Source records

********

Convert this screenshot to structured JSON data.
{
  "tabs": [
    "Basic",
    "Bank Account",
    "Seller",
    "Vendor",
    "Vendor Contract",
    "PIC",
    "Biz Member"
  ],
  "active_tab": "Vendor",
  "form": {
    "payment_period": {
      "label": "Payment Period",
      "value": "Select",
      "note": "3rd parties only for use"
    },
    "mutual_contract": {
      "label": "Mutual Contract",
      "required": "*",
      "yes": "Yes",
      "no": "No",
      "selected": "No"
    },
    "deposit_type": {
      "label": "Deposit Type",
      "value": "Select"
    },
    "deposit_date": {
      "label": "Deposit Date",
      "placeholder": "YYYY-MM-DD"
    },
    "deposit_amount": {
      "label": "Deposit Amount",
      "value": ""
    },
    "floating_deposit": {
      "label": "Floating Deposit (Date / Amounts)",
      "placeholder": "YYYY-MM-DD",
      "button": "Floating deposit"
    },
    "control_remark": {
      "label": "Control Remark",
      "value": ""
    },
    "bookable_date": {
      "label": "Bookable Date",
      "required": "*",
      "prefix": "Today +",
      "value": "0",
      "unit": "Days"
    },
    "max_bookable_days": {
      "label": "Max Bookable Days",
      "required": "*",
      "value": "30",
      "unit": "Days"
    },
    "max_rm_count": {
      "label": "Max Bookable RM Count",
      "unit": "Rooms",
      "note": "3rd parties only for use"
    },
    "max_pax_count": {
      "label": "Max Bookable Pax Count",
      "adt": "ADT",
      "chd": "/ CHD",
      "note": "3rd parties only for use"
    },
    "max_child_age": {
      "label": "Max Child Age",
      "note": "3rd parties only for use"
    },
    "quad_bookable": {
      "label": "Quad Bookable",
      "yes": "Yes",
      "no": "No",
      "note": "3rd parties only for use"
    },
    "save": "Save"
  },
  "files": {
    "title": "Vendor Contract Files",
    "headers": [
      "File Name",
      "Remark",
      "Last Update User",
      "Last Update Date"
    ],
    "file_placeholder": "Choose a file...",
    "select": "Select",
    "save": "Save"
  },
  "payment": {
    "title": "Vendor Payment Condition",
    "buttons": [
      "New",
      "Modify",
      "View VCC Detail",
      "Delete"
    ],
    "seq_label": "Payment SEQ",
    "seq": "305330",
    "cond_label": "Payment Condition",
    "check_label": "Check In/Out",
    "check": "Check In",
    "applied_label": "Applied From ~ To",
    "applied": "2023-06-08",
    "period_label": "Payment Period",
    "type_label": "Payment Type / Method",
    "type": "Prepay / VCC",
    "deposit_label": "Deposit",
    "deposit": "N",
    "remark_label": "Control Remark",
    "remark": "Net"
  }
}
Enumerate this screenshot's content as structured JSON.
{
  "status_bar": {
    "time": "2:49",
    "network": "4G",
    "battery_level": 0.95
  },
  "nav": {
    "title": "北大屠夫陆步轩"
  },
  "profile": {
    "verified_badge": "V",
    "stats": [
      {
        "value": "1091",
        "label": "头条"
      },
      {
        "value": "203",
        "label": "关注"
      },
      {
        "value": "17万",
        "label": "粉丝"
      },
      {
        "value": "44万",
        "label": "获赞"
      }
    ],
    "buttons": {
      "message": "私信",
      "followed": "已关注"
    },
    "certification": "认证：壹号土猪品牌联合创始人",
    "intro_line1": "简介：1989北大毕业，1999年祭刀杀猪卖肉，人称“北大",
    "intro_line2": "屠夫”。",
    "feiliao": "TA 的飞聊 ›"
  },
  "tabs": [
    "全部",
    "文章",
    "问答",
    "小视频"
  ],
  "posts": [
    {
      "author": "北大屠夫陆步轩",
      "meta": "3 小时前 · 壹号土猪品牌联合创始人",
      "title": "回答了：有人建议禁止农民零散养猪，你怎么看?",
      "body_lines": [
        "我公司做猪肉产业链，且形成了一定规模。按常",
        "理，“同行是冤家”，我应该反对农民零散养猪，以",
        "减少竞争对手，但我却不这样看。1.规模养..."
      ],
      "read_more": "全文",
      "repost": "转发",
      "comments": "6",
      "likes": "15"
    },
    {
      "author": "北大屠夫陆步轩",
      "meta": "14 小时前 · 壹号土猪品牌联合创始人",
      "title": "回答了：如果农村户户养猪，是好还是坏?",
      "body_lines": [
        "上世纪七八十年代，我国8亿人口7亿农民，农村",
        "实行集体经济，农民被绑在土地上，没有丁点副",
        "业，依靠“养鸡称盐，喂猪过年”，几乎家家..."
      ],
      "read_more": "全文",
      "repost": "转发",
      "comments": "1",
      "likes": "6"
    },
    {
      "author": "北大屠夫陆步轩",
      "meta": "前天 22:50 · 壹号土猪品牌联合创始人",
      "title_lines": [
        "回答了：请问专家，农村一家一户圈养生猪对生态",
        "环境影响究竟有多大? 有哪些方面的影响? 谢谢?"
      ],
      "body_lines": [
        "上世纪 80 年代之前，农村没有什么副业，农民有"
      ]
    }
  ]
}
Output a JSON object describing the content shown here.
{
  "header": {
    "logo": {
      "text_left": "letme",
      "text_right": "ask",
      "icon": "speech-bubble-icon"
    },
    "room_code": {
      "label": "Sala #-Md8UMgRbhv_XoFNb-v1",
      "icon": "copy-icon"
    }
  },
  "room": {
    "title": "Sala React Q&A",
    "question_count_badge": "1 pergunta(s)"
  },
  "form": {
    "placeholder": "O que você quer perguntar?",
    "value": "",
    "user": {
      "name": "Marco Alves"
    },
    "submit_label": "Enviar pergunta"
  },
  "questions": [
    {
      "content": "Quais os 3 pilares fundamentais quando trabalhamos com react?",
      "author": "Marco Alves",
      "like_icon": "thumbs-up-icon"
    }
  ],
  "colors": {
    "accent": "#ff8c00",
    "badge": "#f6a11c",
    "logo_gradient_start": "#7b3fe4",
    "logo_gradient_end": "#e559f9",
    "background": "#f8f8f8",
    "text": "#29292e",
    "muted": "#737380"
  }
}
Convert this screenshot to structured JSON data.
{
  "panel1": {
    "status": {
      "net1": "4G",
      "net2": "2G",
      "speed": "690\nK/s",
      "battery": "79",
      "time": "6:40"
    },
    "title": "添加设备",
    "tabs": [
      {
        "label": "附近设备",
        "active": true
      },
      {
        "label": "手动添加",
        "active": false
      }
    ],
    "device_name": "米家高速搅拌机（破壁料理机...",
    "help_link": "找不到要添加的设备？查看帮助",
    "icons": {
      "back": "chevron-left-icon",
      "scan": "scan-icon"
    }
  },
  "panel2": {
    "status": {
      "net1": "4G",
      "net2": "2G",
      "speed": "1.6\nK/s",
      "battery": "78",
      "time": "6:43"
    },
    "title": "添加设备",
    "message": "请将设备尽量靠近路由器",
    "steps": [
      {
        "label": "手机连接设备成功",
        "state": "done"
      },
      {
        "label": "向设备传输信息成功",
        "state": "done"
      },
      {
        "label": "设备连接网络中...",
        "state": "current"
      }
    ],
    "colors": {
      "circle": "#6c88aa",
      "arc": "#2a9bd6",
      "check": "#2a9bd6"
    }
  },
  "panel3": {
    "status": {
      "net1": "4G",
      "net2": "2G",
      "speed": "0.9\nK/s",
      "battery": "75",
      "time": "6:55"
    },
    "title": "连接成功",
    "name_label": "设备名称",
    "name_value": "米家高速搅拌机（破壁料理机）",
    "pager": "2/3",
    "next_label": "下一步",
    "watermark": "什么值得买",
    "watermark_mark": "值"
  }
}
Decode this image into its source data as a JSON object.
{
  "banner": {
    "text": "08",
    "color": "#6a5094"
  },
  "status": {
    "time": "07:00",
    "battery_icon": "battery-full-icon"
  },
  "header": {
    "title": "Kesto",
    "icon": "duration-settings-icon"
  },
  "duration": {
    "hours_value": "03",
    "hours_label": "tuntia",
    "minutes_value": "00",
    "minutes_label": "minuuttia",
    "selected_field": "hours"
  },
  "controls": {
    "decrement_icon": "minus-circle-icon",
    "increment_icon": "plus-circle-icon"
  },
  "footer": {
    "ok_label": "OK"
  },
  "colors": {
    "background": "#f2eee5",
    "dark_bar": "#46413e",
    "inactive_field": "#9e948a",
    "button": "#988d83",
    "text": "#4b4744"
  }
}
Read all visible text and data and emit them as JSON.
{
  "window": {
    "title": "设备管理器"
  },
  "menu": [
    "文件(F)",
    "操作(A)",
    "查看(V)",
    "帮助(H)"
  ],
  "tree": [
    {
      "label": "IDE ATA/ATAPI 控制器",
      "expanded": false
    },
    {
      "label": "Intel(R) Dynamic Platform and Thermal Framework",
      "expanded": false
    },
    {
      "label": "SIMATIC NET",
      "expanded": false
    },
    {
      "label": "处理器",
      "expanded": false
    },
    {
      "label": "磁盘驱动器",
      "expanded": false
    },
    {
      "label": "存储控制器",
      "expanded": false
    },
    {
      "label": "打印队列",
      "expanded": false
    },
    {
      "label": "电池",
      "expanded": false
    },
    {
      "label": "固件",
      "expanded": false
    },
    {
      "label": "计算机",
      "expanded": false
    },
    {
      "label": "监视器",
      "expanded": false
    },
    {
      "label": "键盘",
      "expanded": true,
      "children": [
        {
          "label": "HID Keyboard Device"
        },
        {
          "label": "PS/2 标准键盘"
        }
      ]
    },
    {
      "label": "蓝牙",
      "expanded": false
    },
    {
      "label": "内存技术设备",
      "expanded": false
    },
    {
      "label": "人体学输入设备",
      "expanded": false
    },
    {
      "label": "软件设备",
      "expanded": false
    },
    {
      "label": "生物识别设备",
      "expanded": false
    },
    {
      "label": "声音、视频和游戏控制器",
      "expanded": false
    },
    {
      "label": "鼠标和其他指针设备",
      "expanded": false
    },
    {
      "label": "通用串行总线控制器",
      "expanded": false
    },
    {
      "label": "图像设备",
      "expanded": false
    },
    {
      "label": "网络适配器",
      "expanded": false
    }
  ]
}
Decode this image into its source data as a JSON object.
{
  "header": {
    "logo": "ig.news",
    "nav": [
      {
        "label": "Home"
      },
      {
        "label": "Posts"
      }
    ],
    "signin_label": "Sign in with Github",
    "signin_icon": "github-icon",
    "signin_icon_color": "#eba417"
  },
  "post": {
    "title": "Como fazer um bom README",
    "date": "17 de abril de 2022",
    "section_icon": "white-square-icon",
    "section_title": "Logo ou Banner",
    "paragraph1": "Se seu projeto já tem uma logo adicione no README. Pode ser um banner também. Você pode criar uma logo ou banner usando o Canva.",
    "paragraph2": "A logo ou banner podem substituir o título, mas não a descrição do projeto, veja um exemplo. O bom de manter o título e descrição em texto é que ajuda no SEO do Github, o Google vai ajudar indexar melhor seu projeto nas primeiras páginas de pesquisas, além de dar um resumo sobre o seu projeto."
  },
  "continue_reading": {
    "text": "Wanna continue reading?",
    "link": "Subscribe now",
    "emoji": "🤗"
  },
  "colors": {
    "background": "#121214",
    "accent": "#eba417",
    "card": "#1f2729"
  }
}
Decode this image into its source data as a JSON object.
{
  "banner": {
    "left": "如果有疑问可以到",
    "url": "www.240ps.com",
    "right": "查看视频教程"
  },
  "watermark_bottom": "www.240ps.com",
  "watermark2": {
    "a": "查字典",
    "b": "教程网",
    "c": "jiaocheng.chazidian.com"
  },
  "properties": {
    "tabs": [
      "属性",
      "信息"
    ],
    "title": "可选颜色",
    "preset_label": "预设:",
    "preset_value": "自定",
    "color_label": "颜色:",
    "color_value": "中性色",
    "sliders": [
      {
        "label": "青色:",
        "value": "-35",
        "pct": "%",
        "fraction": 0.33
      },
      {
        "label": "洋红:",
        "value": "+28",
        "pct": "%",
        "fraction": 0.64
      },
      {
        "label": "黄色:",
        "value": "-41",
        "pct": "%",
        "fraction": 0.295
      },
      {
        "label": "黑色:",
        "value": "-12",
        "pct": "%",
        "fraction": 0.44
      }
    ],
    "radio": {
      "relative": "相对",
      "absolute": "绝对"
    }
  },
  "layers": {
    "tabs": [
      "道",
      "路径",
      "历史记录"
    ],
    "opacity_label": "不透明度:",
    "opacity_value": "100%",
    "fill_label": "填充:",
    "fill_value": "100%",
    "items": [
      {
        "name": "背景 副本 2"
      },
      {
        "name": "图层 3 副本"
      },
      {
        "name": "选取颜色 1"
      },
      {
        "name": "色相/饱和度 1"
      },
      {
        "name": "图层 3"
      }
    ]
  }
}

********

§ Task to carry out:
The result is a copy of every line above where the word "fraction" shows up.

§ Reply:
        "fraction": 0.33
        "fraction": 0.64
        "fraction": 0.295
        "fraction": 0.44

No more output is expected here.